---------- Extracted material ----------
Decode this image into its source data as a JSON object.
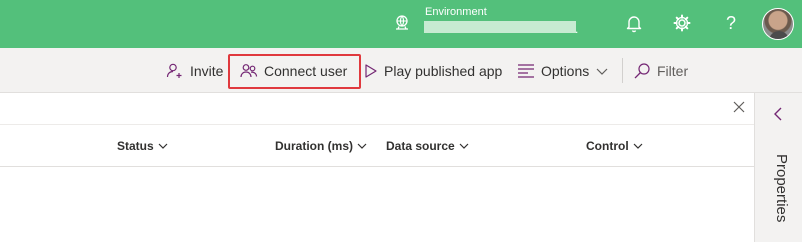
{
  "header": {
    "environment_title": "Environment",
    "environment_value_suffix": ".",
    "help_label": "?",
    "icons": [
      "environment-icon",
      "bell-icon",
      "gear-icon",
      "help-icon",
      "avatar"
    ],
    "background_color": "#53c07b"
  },
  "commandbar": {
    "invite_label": "Invite",
    "connect_user_label": "Connect user",
    "play_published_app_label": "Play published app",
    "options_label": "Options",
    "filter_label": "Filter",
    "highlight_color": "#e0393e"
  },
  "columns": [
    {
      "label": "Status"
    },
    {
      "label": "Duration (ms)"
    },
    {
      "label": "Data source"
    },
    {
      "label": "Control"
    }
  ],
  "rail": {
    "properties_label": "Properties"
  },
  "accent_color": "#742774"
}
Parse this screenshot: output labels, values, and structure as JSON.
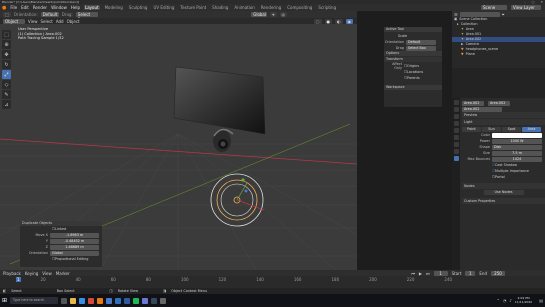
{
  "window": {
    "title": "Blender* [C:\\Users\\Blender\\Desktop\\Untitled.blend]"
  },
  "topbar": {
    "menus": [
      "File",
      "Edit",
      "Render",
      "Window",
      "Help"
    ],
    "workspaces": [
      "Layout",
      "Modeling",
      "Sculpting",
      "UV Editing",
      "Texture Paint",
      "Shading",
      "Animation",
      "Rendering",
      "Compositing",
      "Scripting"
    ],
    "active_workspace": "Layout",
    "scene": "Scene",
    "view_layer": "View Layer"
  },
  "viewport_header": {
    "orientation_label": "Orientation:",
    "orientation_value": "Default",
    "drag_label": "Drag:",
    "drag_value": "Select Box",
    "mode": "Object Mode",
    "menus": [
      "View",
      "Select",
      "Add",
      "Object"
    ],
    "transform": "Global"
  },
  "viewport_info": {
    "line1": "User Perspective",
    "line2": "(1) Collection | Area.002",
    "line3": "Path Tracing Sample 1/32"
  },
  "npanel": {
    "active_tool_header": "Active Tool",
    "scale_label": "Scale",
    "orientation_label": "Orientation",
    "orientation_value": "Default",
    "drag_label": "Drag",
    "drag_value": "Select Box",
    "options_header": "Options",
    "transform_header": "Transform",
    "affect_only_label": "Affect Only",
    "origins": "Origins",
    "locations": "Locations",
    "parents": "Parents",
    "workspace_header": "Workspace"
  },
  "redo_panel": {
    "title": "Duplicate Objects",
    "linked_label": "Linked",
    "move_x_label": "Move X",
    "move_x_value": "-1.8963 m",
    "move_y_label": "Y",
    "move_y_value": "-0.48452 m",
    "move_z_label": "Z",
    "move_z_value": "1.68689 m",
    "orientation_label": "Orientation",
    "orientation_value": "Global",
    "proportional_label": "Proportional Editing"
  },
  "outliner": {
    "title": "Scene Collection",
    "items": [
      {
        "label": "Collection",
        "indent": 1,
        "selected": false
      },
      {
        "label": "Area",
        "indent": 2,
        "selected": false
      },
      {
        "label": "Area.001",
        "indent": 2,
        "selected": false
      },
      {
        "label": "Area.002",
        "indent": 2,
        "selected": true
      },
      {
        "label": "Camera",
        "indent": 2,
        "selected": false
      },
      {
        "label": "headphones_scene",
        "indent": 2,
        "selected": false
      },
      {
        "label": "Plane",
        "indent": 2,
        "selected": false
      }
    ]
  },
  "properties": {
    "object_name": "Area.002",
    "data_name": "Area.002",
    "data_field": "Area.002",
    "preview_header": "Preview",
    "light_header": "Light",
    "light_types": [
      "Point",
      "Sun",
      "Spot",
      "Area"
    ],
    "active_light_type": "Area",
    "color_label": "Color",
    "power_label": "Power",
    "power_value": "1000 W",
    "shape_label": "Shape",
    "shape_value": "Disk",
    "size_label": "Size",
    "size_value": "7.5 m",
    "max_bounces_label": "Max Bounces",
    "max_bounces_value": "1024",
    "cast_shadow_label": "Cast Shadow",
    "multiple_importance_label": "Multiple Importance",
    "portal_label": "Portal",
    "nodes_header": "Nodes",
    "use_nodes_label": "Use Nodes",
    "custom_props_header": "Custom Properties"
  },
  "timeline": {
    "menus": [
      "Playback",
      "Keying",
      "View",
      "Marker"
    ],
    "current_frame": "1",
    "start_label": "Start",
    "start_value": "1",
    "end_label": "End",
    "end_value": "250",
    "ticks": [
      "0",
      "20",
      "40",
      "60",
      "80",
      "100",
      "120",
      "140",
      "160",
      "180",
      "200",
      "220",
      "240"
    ]
  },
  "statusbar": {
    "hint1": "Select",
    "hint2": "Box Select",
    "hint3": "Rotate View",
    "hint4": "Object Context Menu"
  },
  "taskbar": {
    "search_placeholder": "Type here to search",
    "time": "2:09 PM",
    "date": "11/11/2020"
  },
  "colors": {
    "accent": "#4772b3",
    "viewport_bg": "#3a3a3a",
    "x_axis": "#b23a48",
    "y_axis": "#6c9a2c"
  }
}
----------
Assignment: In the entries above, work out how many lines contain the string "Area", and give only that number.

Result of the task: 9